*What you will do*: The records must be retyped exactly, with no pictures included.

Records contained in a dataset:

****************************************

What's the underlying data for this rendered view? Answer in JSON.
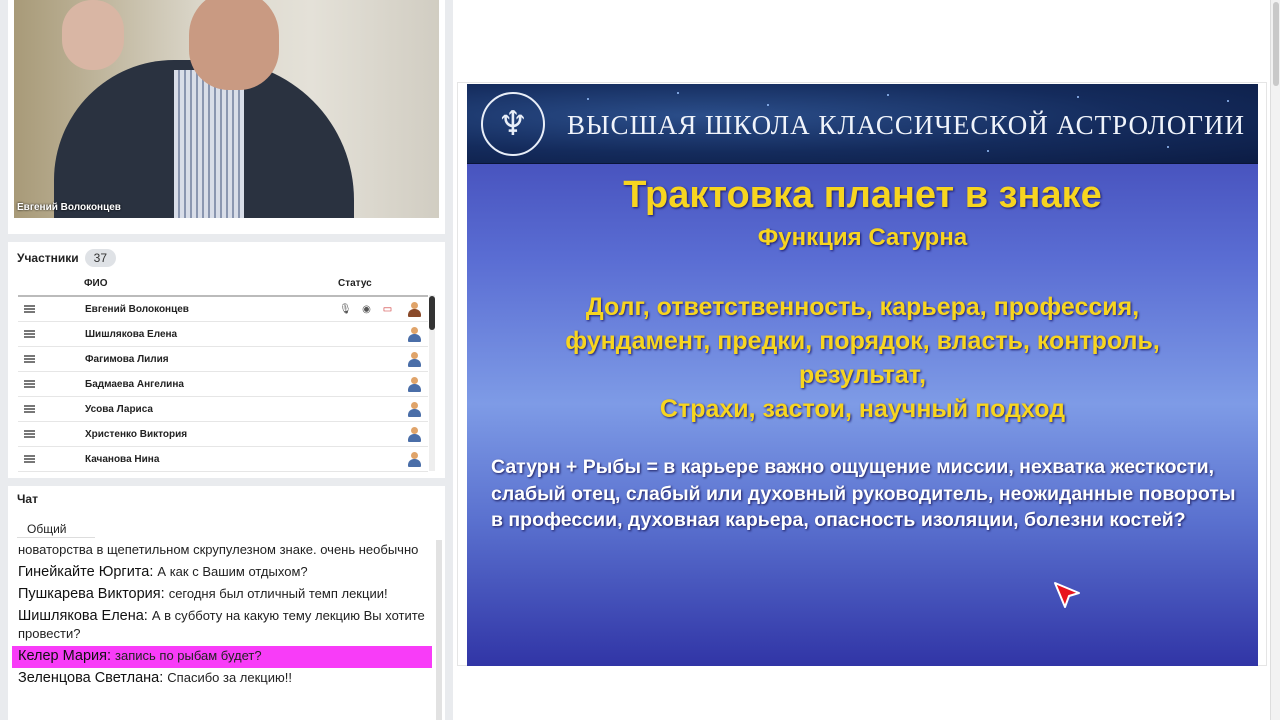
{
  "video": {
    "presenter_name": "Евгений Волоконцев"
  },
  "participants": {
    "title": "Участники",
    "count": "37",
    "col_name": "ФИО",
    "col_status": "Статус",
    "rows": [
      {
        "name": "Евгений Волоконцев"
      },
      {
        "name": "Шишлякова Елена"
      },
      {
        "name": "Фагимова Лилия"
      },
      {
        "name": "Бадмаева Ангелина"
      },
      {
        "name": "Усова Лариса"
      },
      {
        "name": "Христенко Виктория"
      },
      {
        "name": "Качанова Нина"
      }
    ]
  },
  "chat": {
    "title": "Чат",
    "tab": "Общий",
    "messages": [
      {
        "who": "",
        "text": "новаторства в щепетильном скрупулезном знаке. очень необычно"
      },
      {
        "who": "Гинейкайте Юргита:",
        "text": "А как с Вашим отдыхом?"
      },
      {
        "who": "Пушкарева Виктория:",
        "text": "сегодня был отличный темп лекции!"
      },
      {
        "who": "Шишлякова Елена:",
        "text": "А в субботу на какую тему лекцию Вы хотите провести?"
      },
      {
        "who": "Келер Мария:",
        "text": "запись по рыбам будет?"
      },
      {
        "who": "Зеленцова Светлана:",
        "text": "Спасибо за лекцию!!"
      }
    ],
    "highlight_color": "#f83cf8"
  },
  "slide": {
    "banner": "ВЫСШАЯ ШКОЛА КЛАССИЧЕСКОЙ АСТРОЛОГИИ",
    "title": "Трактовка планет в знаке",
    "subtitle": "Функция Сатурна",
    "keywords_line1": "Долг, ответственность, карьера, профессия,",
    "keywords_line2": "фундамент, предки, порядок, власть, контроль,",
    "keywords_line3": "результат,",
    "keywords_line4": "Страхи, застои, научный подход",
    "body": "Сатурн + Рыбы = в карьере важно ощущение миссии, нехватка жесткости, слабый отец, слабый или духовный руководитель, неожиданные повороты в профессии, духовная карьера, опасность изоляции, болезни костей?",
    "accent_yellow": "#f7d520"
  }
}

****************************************

*Answer area*:
What's the underlying data for this rendered view? Answer in JSON.
{
  "video": {
    "presenter_name": "Евгений Волоконцев"
  },
  "participants": {
    "title": "Участники",
    "count": "37",
    "col_name": "ФИО",
    "col_status": "Статус",
    "rows": [
      {
        "name": "Евгений Волоконцев"
      },
      {
        "name": "Шишлякова Елена"
      },
      {
        "name": "Фагимова Лилия"
      },
      {
        "name": "Бадмаева Ангелина"
      },
      {
        "name": "Усова Лариса"
      },
      {
        "name": "Христенко Виктория"
      },
      {
        "name": "Качанова Нина"
      }
    ]
  },
  "chat": {
    "title": "Чат",
    "tab": "Общий",
    "messages": [
      {
        "who": "",
        "text": "новаторства в щепетильном скрупулезном знаке. очень необычно"
      },
      {
        "who": "Гинейкайте Юргита:",
        "text": "А как с Вашим отдыхом?"
      },
      {
        "who": "Пушкарева Виктория:",
        "text": "сегодня был отличный темп лекции!"
      },
      {
        "who": "Шишлякова Елена:",
        "text": "А в субботу на какую тему лекцию Вы хотите провести?"
      },
      {
        "who": "Келер Мария:",
        "text": "запись по рыбам будет?"
      },
      {
        "who": "Зеленцова Светлана:",
        "text": "Спасибо за лекцию!!"
      }
    ],
    "highlight_color": "#f83cf8"
  },
  "slide": {
    "banner": "ВЫСШАЯ ШКОЛА КЛАССИЧЕСКОЙ АСТРОЛОГИИ",
    "title": "Трактовка планет в знаке",
    "subtitle": "Функция Сатурна",
    "keywords_line1": "Долг, ответственность, карьера, профессия,",
    "keywords_line2": "фундамент, предки, порядок, власть, контроль,",
    "keywords_line3": "результат,",
    "keywords_line4": "Страхи, застои, научный подход",
    "body": "Сатурн + Рыбы = в карьере важно ощущение миссии, нехватка жесткости, слабый отец, слабый или духовный руководитель, неожиданные повороты в профессии, духовная карьера, опасность изоляции, болезни костей?",
    "accent_yellow": "#f7d520"
  }
}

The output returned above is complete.